  1. Transparency reports that provide aggregated data and qualitative information about moderation actions, disclosures, and other practices concerning user generated content and government surveillance; 
  2. User notifications about government demands for their data and moderation of their content; 
  3. Access to data held by intermediaries for independent researchers, public policy advocates, and journalists; and 
  4. Public-facing analysis, assessments, and audits of technology company practices with respect to user speech and privacy from government surveillance. 

The purpose of the framework is to delineate the different ways that policymakers, civil society, the private sector, and the public are discussing technology company transparency in order to provide greater clarity about the potential benefits and tradeoffs that come with each form of transparency. Discussions of each of these four categories of transparency mechanisms often happen in parallel, as if each is entirely separate from the others. However, efforts to improve transparency must appreciate how the different forms are linked and where they differ, as well as the challenges and tradeoffs in enhancing each form of transparency through voluntary and regulatory interventions. 

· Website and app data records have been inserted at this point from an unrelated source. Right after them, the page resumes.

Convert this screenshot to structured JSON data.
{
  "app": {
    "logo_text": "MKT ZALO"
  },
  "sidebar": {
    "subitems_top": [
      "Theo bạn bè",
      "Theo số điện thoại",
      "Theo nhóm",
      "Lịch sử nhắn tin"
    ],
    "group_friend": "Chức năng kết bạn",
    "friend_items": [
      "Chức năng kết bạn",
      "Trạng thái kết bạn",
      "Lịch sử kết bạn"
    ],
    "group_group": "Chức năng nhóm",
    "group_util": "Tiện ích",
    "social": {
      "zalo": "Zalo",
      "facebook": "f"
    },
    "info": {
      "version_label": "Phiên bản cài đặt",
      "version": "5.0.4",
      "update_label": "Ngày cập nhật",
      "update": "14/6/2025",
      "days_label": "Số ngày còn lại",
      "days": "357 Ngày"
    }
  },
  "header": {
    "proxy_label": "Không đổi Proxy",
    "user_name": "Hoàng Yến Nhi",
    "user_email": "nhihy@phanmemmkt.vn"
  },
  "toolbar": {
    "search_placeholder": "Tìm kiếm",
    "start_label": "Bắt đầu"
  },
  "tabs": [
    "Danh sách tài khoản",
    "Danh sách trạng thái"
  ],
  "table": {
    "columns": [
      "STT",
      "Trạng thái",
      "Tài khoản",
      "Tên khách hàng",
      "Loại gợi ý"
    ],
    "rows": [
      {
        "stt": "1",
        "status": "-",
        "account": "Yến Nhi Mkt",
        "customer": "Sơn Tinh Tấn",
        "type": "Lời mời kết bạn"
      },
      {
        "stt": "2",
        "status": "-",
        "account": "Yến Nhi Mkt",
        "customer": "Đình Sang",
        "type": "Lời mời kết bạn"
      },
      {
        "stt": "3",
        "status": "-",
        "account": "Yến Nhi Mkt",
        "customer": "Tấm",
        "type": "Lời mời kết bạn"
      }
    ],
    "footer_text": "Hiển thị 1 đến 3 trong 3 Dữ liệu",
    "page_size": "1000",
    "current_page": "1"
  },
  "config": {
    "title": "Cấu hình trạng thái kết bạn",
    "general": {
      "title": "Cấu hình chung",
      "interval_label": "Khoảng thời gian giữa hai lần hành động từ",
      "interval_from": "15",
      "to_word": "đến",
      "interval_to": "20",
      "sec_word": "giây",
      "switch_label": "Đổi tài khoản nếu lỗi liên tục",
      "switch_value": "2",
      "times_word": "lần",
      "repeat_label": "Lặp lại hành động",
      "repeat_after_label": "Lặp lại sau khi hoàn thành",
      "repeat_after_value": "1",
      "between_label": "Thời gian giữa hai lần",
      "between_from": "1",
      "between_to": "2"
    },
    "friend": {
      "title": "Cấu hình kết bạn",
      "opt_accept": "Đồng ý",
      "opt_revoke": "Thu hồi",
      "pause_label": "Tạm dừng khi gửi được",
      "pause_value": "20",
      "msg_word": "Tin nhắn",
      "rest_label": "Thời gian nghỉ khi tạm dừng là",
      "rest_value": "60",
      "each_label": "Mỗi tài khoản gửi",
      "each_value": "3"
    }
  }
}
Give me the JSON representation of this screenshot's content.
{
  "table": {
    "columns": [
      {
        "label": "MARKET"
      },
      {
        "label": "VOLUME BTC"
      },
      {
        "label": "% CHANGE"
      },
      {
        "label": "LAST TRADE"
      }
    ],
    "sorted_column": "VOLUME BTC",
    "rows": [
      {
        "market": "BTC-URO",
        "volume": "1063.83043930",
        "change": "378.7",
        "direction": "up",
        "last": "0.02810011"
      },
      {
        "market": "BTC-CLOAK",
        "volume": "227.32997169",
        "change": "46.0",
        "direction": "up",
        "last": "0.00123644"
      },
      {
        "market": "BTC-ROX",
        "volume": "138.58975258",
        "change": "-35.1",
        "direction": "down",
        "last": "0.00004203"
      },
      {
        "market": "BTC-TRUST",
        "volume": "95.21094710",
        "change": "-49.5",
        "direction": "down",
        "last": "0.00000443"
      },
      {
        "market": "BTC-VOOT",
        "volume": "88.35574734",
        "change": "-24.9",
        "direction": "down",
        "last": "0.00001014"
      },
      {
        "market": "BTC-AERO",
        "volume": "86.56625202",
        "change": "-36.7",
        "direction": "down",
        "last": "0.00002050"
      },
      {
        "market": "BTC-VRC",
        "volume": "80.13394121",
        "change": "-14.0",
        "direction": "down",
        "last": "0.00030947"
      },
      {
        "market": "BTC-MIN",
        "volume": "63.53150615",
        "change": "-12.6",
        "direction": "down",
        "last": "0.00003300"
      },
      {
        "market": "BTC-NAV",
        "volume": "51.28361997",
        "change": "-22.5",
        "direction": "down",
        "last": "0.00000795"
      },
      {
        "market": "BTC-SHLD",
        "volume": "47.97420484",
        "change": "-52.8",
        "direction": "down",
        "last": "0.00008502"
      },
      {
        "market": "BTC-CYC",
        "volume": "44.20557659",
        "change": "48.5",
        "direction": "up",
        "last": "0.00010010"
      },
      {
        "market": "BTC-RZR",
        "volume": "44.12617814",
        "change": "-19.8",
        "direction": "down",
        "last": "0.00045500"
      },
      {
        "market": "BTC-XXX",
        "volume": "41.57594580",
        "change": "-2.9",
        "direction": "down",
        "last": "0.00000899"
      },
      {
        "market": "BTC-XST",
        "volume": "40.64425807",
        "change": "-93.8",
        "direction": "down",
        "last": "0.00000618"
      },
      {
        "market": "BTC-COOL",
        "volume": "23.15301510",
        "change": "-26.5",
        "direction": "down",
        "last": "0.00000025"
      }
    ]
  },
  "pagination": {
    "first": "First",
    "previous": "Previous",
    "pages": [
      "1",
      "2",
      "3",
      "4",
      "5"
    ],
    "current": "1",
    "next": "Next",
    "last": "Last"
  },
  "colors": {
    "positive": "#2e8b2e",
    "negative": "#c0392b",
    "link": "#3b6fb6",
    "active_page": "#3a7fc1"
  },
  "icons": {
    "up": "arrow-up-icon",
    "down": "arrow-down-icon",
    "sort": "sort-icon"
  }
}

For example, various forms of transparency could be helpful in combating the spread of disinformation online. Policymakers and the public could gain a better general understanding of how disinformation spreads, and who it affects, through company transparency reporting, but answering specific empirical questions about the patterns and consequences of disinformation will necessitate providing independent researchers with access to data to conduct their research. Both transparency reporting and researcher access to data approaches will need to grapple with defining “disinformation,” but transparency reporting requirements may also need to resolve how companies should count their content moderation actions on disinformation, while mandated researcher access to data about online disinformation may need to resolve how to provide access to sensitive data while preserving user privacy. More targeted interventions, to help individual users navigate and debunk disinformation online, will require user-centric transparency and careful thinking about what kind of information is useful and actionable to users. And any third-party analysis or evaluation of company performance in combating disinformation would need to proceed from clear and objective criteria—likely informed by the findings from transparency reports, user notifications, and independent research.  

The framework in this paper provides a structure for understanding the big picture of technology company transparency, and how to approach the critical decisions that must be made if we are to achieve meaningful transparency by, and about, technology companies.

Read the full report here.